Winter is here, and everyone has begun to prepare for the cold, snow and ice. One thing that isn't always associated with winter weather is dry skin.
With a drop off in the level of moisture in the air, as well as humidity, winter months are prime time for skin to become drier and lead to further skin issues. Washing hands and wearing masks are key steps to preventing COVID-19, but they can dry out your skin.
To combat dry skin and save yourself from itchy or painful skin that is prone to infection, try these preventive self-care tips:
- Cover up.
This tip speaks for itself. In winter, it's important to bundle up when going outdoors ― not just for warmth, but also to protect your skin. Hats, mittens, scarves and insulated coats are your best friends, even if you don't have far to go.
- Moisturize every day.
It's vital to keep your skin healthy and moisturized during the winter.

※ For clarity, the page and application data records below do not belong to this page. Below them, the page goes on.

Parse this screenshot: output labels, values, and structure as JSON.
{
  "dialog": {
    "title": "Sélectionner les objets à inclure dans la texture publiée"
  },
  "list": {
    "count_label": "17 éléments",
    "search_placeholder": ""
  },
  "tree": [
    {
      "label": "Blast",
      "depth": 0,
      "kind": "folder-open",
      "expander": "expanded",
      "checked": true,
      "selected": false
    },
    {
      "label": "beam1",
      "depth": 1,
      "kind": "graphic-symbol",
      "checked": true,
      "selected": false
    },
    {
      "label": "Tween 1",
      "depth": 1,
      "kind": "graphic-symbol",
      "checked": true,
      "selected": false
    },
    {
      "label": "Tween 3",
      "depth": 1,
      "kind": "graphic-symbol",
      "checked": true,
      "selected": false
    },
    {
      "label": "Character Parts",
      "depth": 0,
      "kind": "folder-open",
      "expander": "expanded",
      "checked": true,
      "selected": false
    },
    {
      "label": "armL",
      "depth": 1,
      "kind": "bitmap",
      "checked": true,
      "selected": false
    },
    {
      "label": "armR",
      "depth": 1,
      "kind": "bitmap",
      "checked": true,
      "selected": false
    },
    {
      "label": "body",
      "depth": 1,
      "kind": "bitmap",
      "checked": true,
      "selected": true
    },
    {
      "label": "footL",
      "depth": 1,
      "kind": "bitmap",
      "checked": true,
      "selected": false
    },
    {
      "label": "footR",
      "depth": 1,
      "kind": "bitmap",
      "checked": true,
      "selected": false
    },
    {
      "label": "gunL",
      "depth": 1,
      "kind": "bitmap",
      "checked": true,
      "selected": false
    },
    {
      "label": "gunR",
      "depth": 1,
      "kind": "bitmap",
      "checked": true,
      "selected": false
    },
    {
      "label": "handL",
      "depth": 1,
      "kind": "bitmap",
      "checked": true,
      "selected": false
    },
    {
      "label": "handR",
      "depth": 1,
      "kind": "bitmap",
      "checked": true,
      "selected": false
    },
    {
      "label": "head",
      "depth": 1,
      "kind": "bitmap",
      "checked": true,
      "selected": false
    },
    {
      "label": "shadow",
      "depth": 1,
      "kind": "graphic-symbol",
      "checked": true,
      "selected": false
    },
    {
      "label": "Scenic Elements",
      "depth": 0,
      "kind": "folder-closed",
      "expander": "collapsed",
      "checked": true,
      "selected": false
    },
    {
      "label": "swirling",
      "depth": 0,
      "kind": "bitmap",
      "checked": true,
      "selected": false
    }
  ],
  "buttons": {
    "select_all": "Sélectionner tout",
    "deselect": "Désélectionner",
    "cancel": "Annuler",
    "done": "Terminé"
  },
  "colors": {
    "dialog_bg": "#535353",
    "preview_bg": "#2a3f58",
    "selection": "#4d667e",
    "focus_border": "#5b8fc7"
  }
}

Make it a part of your daily routine. Use a hypoallergenic lotion as opposed to lotions that are heavy with scents. Also, use a brand that doesn't irritate your skin.
- When outdoors, wear sunscreen.
This may seem like an odd tip, but you still can get a sunburn when outside during the winter. If you're going to be outside for a prolonged period, such as snowshoeing, skiing or snowboarding, lather on the sunscreen before heading outside.
- Use a humidifier.
During the winter, run a humidifier in your home. Using a humidifier will add moisture to the air that decreases in the cold weather. This moisture will help combat dry skin problems.
Some other skin problems that may arise during the winter include dandruff and dermatitis. For those with dandruff, over-the-counter shampoos can be beneficial. Make sure to choose a dandruff shampoo with selenium sulfide or zinc pyrithione. You may need to switch between these two if either one stops working. You can manage dermatitis by taking shorter baths and showers using warm, rather than hot, water. Use a gentle, nonsoap cleanser and dry yourself gently with a soft towel. While your skin is still damp, seal in moisture with an oil, cream or lotion.
See your health care provider if you have chronic or severe dry skin problems that don't improve with over-the-counter treatments.
Peter Reisner, M.D., is a Family Medicine physician in Chetek, Wisconsin.